Originally published in Crème de la Crème, January 2010

Coco Delice

Chocolate - revered by Mayans and Aztecs alike - both fervent practicers of human sacrifice, and brought to Europe by the priests accompanying Cortes, who themselves had a short way with unbelievers. Despite the initial efforts of the church to keep the secret of chocolate buttoned up, its use became widespread in Europe. Funnily enough it didn't cause Europeans to rip each other's hearts out, so perhaps it was something else the Mayans and Aztecs had in common...

So good, they made it illegal.

Simply eating chocolate can induce symptoms of pleasure so intense that it has been imbued with powers both mystical and sensual in origin. Associated in ancient times with goddesses of fertility, the bitter drink derived from the cacao bean was first consumed about 2,600 years ago by the Maya in Central America.
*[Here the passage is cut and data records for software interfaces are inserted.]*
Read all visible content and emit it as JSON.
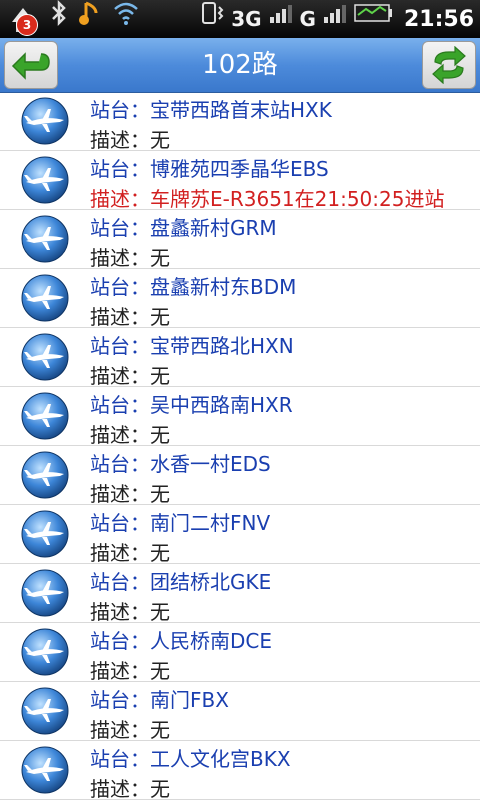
{
  "status_bar": {
    "notification_count": "3",
    "network_label_1": "3G",
    "network_label_2": "G",
    "clock": "21:56"
  },
  "title_bar": {
    "title": "102路"
  },
  "stations": [
    {
      "station": "站台：宝带西路首末站HXK",
      "description": "描述：无",
      "alert": false
    },
    {
      "station": "站台：博雅苑四季晶华EBS",
      "description": "描述：车牌苏E-R3651在21:50:25进站",
      "alert": true
    },
    {
      "station": "站台：盘蠡新村GRM",
      "description": "描述：无",
      "alert": false
    },
    {
      "station": "站台：盘蠡新村东BDM",
      "description": "描述：无",
      "alert": false
    },
    {
      "station": "站台：宝带西路北HXN",
      "description": "描述：无",
      "alert": false
    },
    {
      "station": "站台：吴中西路南HXR",
      "description": "描述：无",
      "alert": false
    },
    {
      "station": "站台：水香一村EDS",
      "description": "描述：无",
      "alert": false
    },
    {
      "station": "站台：南门二村FNV",
      "description": "描述：无",
      "alert": false
    },
    {
      "station": "站台：团结桥北GKE",
      "description": "描述：无",
      "alert": false
    },
    {
      "station": "站台：人民桥南DCE",
      "description": "描述：无",
      "alert": false
    },
    {
      "station": "站台：南门FBX",
      "description": "描述：无",
      "alert": false
    },
    {
      "station": "站台：工人文化宫BKX",
      "description": "描述：无",
      "alert": false
    }
  ],
  "colors": {
    "title_bar": "#4d8bdb",
    "station_text": "#1a3fb0",
    "alert_text": "#d22020",
    "arrow_green": "#3aa42a"
  }
}
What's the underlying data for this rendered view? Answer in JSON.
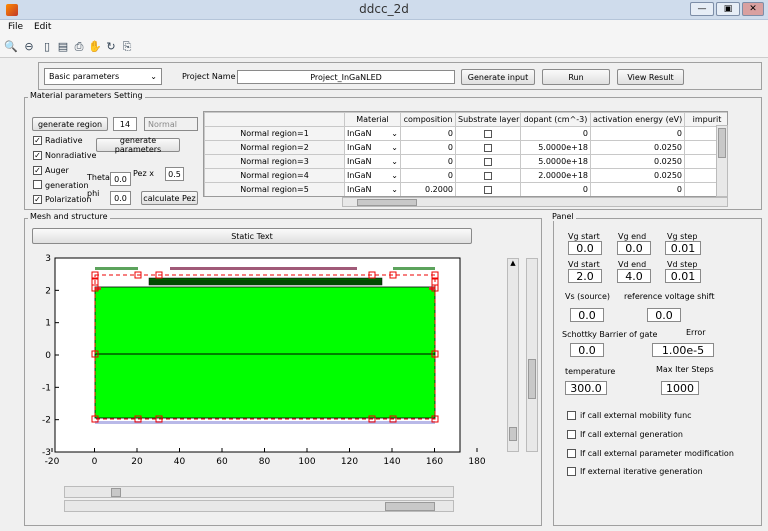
{
  "window": {
    "title": "ddcc_2d",
    "min": "—",
    "max": "▣",
    "close": "✕"
  },
  "menu": {
    "file": "File",
    "edit": "Edit"
  },
  "top": {
    "mode_select": "Basic parameters",
    "project_label": "Project Name",
    "project_value": "Project_InGaNLED",
    "generate_input": "Generate input",
    "run": "Run",
    "view_result": "View Result"
  },
  "material": {
    "section": "Material parameters Setting",
    "generate_region": "generate region",
    "region_count": "14",
    "region_type": "Normal",
    "checks": [
      {
        "label": "Radiative",
        "checked": true
      },
      {
        "label": "Nonradiative",
        "checked": true
      },
      {
        "label": "Auger",
        "checked": true
      },
      {
        "label": "generation",
        "checked": false
      },
      {
        "label": "Polarization",
        "checked": true
      }
    ],
    "generate_parameters": "generate parameters",
    "theta_label": "Theta",
    "theta_value": "0.0",
    "phi_label": "phi",
    "phi_value": "0.0",
    "pez_label": "Pez  x",
    "pez_value": "0.5",
    "calculate_pez": "calculate Pez",
    "columns": [
      "Material",
      "composition",
      "Substrate layer",
      "dopant (cm^-3)",
      "activation energy (eV)",
      "impurit"
    ],
    "rows": [
      {
        "name": "Normal region=1",
        "material": "InGaN",
        "composition": "0",
        "dopant": "0",
        "activation": "0"
      },
      {
        "name": "Normal region=2",
        "material": "InGaN",
        "composition": "0",
        "dopant": "5.0000e+18",
        "activation": "0.0250"
      },
      {
        "name": "Normal region=3",
        "material": "InGaN",
        "composition": "0",
        "dopant": "5.0000e+18",
        "activation": "0.0250"
      },
      {
        "name": "Normal region=4",
        "material": "InGaN",
        "composition": "0",
        "dopant": "2.0000e+18",
        "activation": "0.0250"
      },
      {
        "name": "Normal region=5",
        "material": "InGaN",
        "composition": "0.2000",
        "dopant": "0",
        "activation": "0"
      }
    ]
  },
  "mesh": {
    "section": "Mesh and structure",
    "static_text": "Static Text",
    "x_ticks": [
      "-20",
      "0",
      "20",
      "40",
      "60",
      "80",
      "100",
      "120",
      "140",
      "160",
      "180"
    ],
    "y_ticks": [
      "3",
      "2",
      "1",
      "0",
      "-1",
      "-2",
      "-3"
    ]
  },
  "panel": {
    "section": "Panel",
    "vg_start_label": "Vg start",
    "vg_start": "0.0",
    "vg_end_label": "Vg end",
    "vg_end": "0.0",
    "vg_step_label": "Vg step",
    "vg_step": "0.01",
    "vd_start_label": "Vd start",
    "vd_start": "2.0",
    "vd_end_label": "Vd end",
    "vd_end": "4.0",
    "vd_step_label": "Vd step",
    "vd_step": "0.01",
    "vs_label": "Vs (source)",
    "vs": "0.0",
    "ref_label": "reference voltage shift",
    "ref": "0.0",
    "schottky_label": "Schottky Barrier of gate",
    "schottky": "0.0",
    "error_label": "Error",
    "error": "1.00e-5",
    "temp_label": "temperature",
    "temp": "300.0",
    "iter_label": "Max Iter Steps",
    "iter": "1000",
    "options": [
      "if call external mobility func",
      "If call external generation",
      "If call external parameter modification",
      "If external iterative generation"
    ]
  }
}
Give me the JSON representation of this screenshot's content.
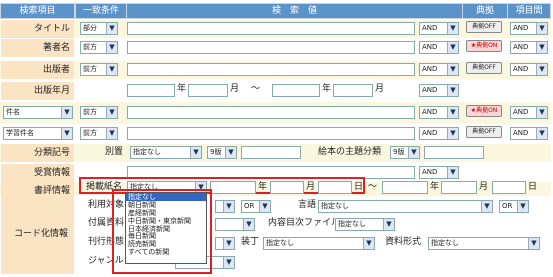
{
  "headers": {
    "item": "検索項目",
    "match": "一致条件",
    "value": "検　索　値",
    "code": "典拠",
    "field": "項目間"
  },
  "labels": {
    "title": "タイトル",
    "author": "著者名",
    "publisher": "出版者",
    "year": "出版年月",
    "class": "分類記号",
    "award": "受賞情報",
    "review": "書評情報",
    "code": "コード化情報"
  },
  "selects": {
    "partial": "部分",
    "prefix": "前方",
    "and": "AND",
    "or": "OR",
    "none": "指定なし",
    "hakkan": "9版",
    "book_title": "件名",
    "subject": "学習件名"
  },
  "buttons": {
    "off": "典拠OFF",
    "on": "★典拠ON"
  },
  "units": {
    "year": "年",
    "month": "月",
    "day": "日",
    "tilde": "〜"
  },
  "class_row": {
    "betsu": "別置",
    "picture": "絵本の主題分類"
  },
  "review_row": {
    "paper": "掲載紙名"
  },
  "code_row": {
    "target": "利用対象",
    "lang": "言語",
    "attach": "付属資料",
    "contents": "内容目次ファイル",
    "form": "刊行形態",
    "binding": "装丁",
    "material": "資料形式",
    "genre": "ジャンル"
  },
  "dropdown": {
    "options": [
      "指定なし",
      "朝日新聞",
      "産経新聞",
      "中日新聞・東京新聞",
      "日本経済新聞",
      "毎日新聞",
      "読売新聞",
      "すべての新聞"
    ],
    "selected_index": 0
  }
}
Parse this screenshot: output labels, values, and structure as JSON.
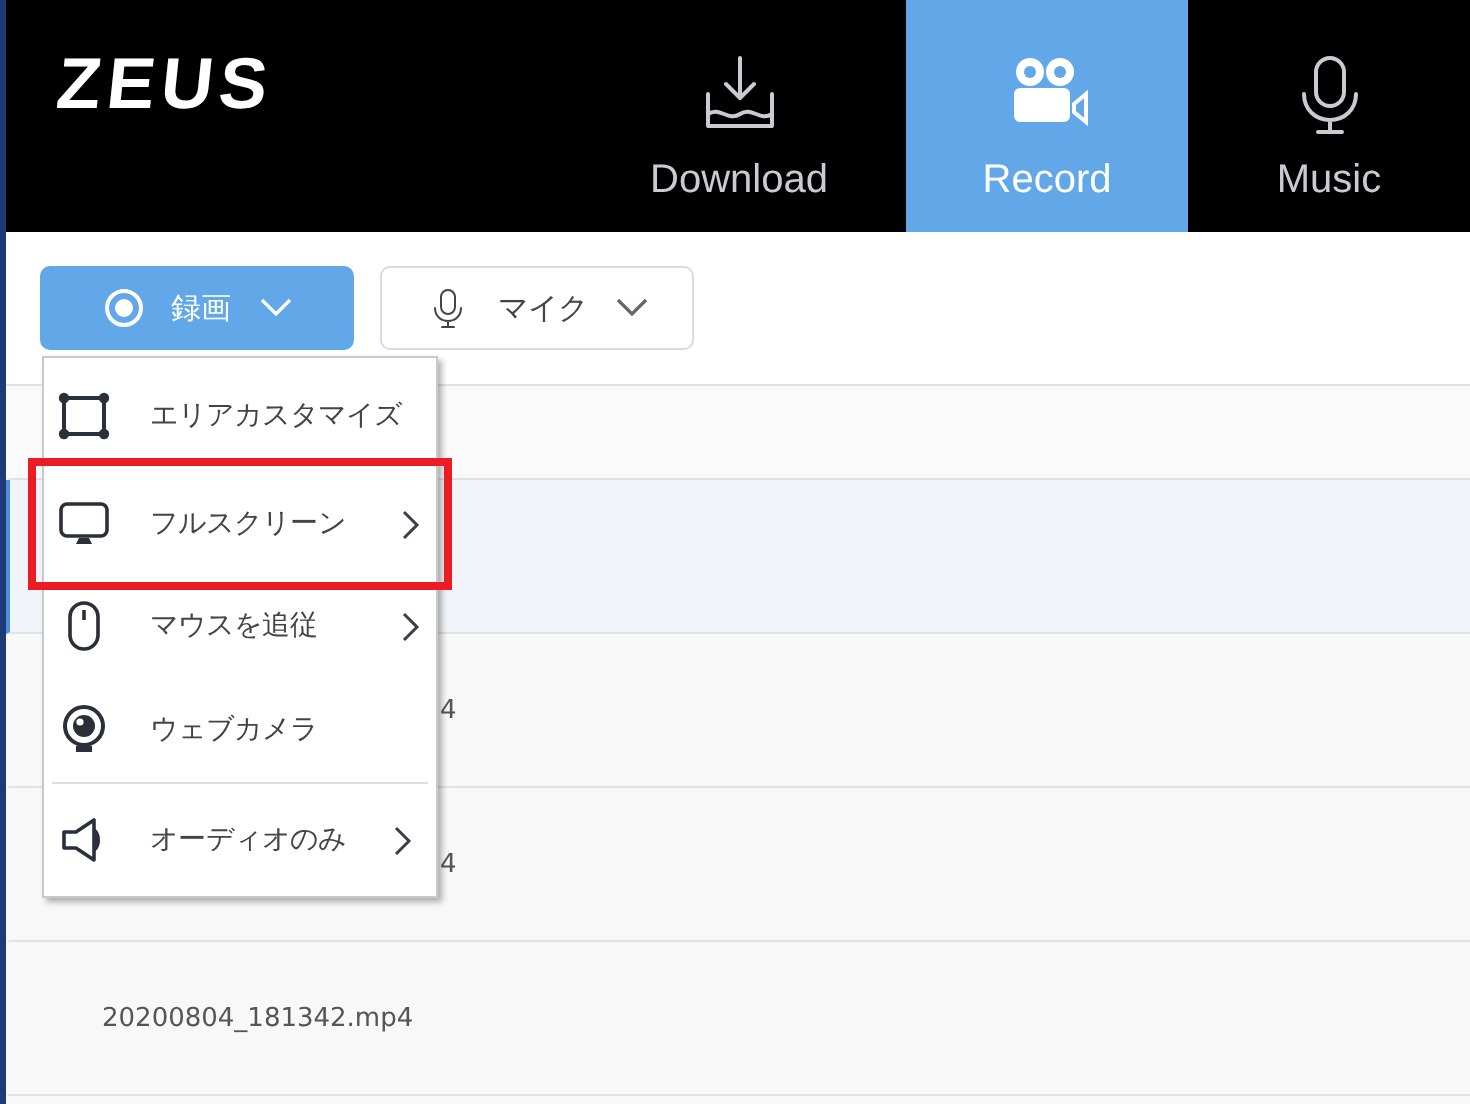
{
  "logo": "ZEUS",
  "nav": [
    {
      "label": "Download",
      "selected": false
    },
    {
      "label": "Record",
      "selected": true
    },
    {
      "label": "Music",
      "selected": false
    }
  ],
  "toolbar": [
    {
      "label": "録画",
      "primary": true
    },
    {
      "label": "マイク",
      "primary": false
    }
  ],
  "rows": [
    {
      "selected": false
    },
    {
      "selected": true
    },
    {
      "name": "4",
      "selected": false,
      "covered": true
    },
    {
      "name": "4",
      "selected": false,
      "covered": true
    },
    {
      "name": "20200804_181342.mp4",
      "selected": false,
      "covered": false
    }
  ],
  "menu": [
    {
      "label": "エリアカスタマイズ",
      "submenu": false,
      "highlighted": false,
      "divider_before": false
    },
    {
      "label": "フルスクリーン",
      "submenu": true,
      "highlighted": true,
      "divider_before": false
    },
    {
      "label": "マウスを追従",
      "submenu": true,
      "highlighted": false,
      "divider_before": false
    },
    {
      "label": "ウェブカメラ",
      "submenu": false,
      "highlighted": false,
      "divider_before": false
    },
    {
      "label": "オーディオのみ",
      "submenu": true,
      "highlighted": false,
      "divider_before": true
    }
  ]
}
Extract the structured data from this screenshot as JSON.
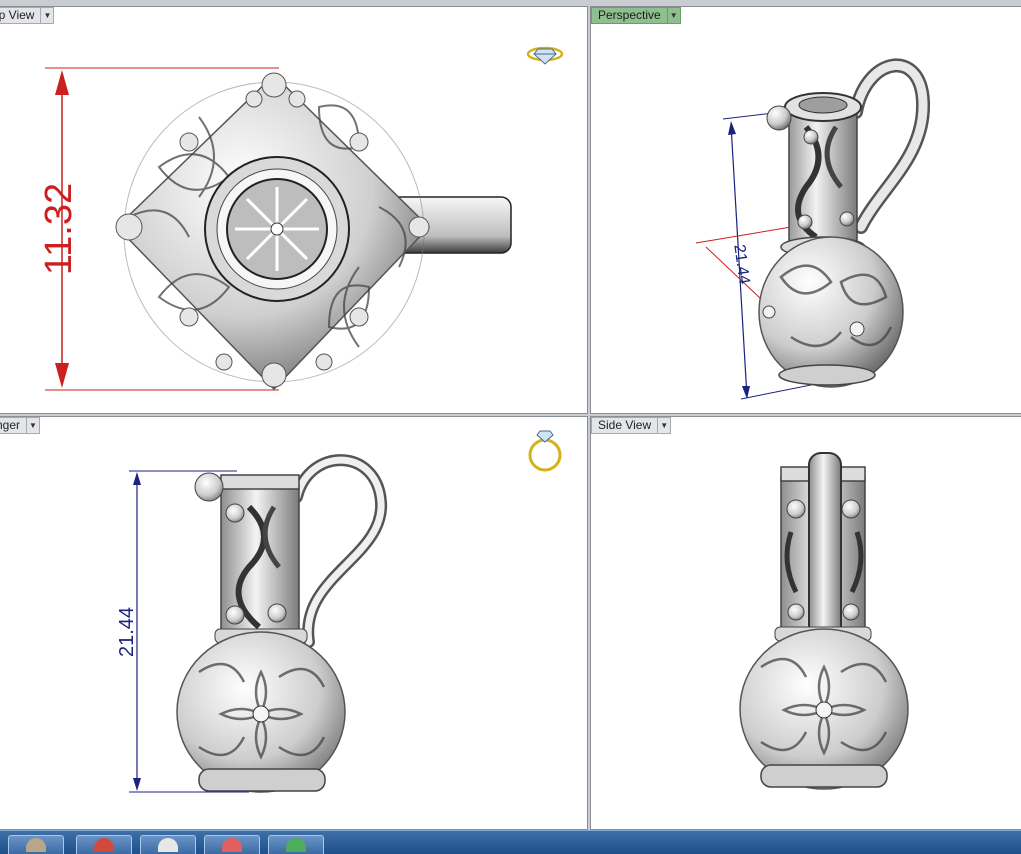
{
  "viewports": {
    "top": {
      "title": "Top View"
    },
    "perspective": {
      "title": "Perspective"
    },
    "front": {
      "title": "Finger"
    },
    "side": {
      "title": "Side View"
    }
  },
  "dimensions": {
    "top_height": "11.32",
    "front_height": "21.44",
    "perspective_height": "21.44"
  },
  "icons": {
    "top_gem": "gem-ring-icon",
    "front_ring": "ring-icon"
  },
  "colors": {
    "active_viewport_tab": "#8fbf8f",
    "dimension_red": "#cc1f1f",
    "dimension_blue": "#1a237e",
    "gem_icon": "#d4b21a"
  },
  "taskbar": {
    "buttons": [
      "app-1",
      "app-2",
      "app-3",
      "app-4",
      "app-5"
    ]
  }
}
Both the Maya and their successors, the Aztecs, used the drink in their religious rites, and when the Spanish arrived, the Church at first attempted to control access to the ingredients and the recipes for making Xocolatl.

Cultivated by the pre-Columbian Aztec and Maya civilisations, the humble cocoa bean grows within pods on the trunks and branches of the cacao tree. At once a staple food and a unit of currency, the beans became a fundamental part of the economy of the Mayan and Aztec empires. Used as food, drink, medicine and religious ritual drink, the cacao tree became widely domesticated.

So widespread was its use that no attempt to control the knowledge of it in Europe could succeed, and by the mid-1600s, Cacao plantations had been established by the British and French in the Caribbean and the Spanish in the Philippines. The culinary and medical use of the bean spread rapidly throughout the known world.

The Europeans put a great deal of effort into making the drink more palatable, and to processing the beans to make a more-easily preserved form. This is the process that led to the creation of the sweet and solid chocolate we are most familiar with.

Part of the appeal of eating chocolate is that it melts at body temperature, releasing as it does its glorious flavour. A study reported by the BBC claims that chocolate’s naturally-occurring phenylethylamine can trigger the release of endorphins like serotonin, known to be natural analgesics and pleasure-releasers, naturally analogous to opiates. The study revealed that heart rate and brain activity, measures of excitement, were stimulated by eating chocolate to a degree that was more intense than that associated with romantic kissing, and lasted 4 times longer.

What else does chocolate contain? A small amount of caffeine – a cup of cocoa contains about as much as is in “decaffeinated” coffee, about 6mg. It has flavinoids believed to suppress cancer and protect the heart, and anti-oxidants believed to improve the ratios of good and bad cholesterol. Its saturated fat is stearic acid – which does not increase LDL cholesterol, unlike other saturated fats. In short, chocolate is good for you!

It is of course a high energy food, and a little goes a long way to make up your daily calorie quotient, so eat with moderation, and favour dark and bitter chocolate over milk and sweet chocolate.

The modern experience of chocolate is as far removed from the Mayan original as it is possible to go. Chocolate has inspired the world’s greatest chefs and confectioners and there is almost nothing that chocolate has not been asked to do. Its familiar solid form is immensely flexible. It can be moulded, carved, shaped, drawn and cut. It can be melted and poured and can take up almost any three-dimensional shape. It can be layered, combined with other flavours and colours. What other thing combines so gloriously with flavours as disparate as mint, fruit, cream and chili?

Chocolate’s great flexibility of form, liquids, solids, powders and flakes gives rise to an almost uniquely sensual range of textures. These, with its famous compatibility with other foods – nuts, nougats, fruit creams and alcoholic syrups, and in the hands of a master, can create a box filled with pure indulgent delight.

Chocolate as published in PDF form